:: Try it ::
Of the lines below, copy those that hold the word "Envíe".

(Website and app data records)
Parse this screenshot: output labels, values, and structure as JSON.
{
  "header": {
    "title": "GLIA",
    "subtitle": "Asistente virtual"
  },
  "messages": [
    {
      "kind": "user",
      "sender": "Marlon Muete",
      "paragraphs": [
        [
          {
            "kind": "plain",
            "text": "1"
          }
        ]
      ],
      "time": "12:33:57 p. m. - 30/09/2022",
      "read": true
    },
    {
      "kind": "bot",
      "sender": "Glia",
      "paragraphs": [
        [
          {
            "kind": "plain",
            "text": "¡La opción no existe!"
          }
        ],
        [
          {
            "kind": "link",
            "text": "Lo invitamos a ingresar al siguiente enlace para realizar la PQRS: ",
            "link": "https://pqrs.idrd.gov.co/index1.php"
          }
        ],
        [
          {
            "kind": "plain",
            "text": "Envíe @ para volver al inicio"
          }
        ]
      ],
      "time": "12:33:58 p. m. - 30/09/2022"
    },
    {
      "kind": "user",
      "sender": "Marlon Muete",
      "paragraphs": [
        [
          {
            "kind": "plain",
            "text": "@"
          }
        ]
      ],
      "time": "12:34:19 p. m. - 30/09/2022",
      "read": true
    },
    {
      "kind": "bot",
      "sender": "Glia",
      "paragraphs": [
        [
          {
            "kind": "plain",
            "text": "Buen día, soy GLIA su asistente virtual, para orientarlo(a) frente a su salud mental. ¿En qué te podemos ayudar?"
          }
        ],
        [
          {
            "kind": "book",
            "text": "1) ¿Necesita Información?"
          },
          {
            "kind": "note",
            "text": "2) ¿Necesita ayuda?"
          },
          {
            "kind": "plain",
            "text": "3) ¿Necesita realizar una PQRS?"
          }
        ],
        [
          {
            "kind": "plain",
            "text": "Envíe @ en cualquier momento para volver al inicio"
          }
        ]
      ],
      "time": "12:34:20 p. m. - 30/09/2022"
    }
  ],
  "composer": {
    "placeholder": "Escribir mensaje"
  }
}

:: Output for this exercise ::
            "text": "Envíe @ para volver al inicio"
            "text": "Envíe @ en cualquier momento para volver al inicio"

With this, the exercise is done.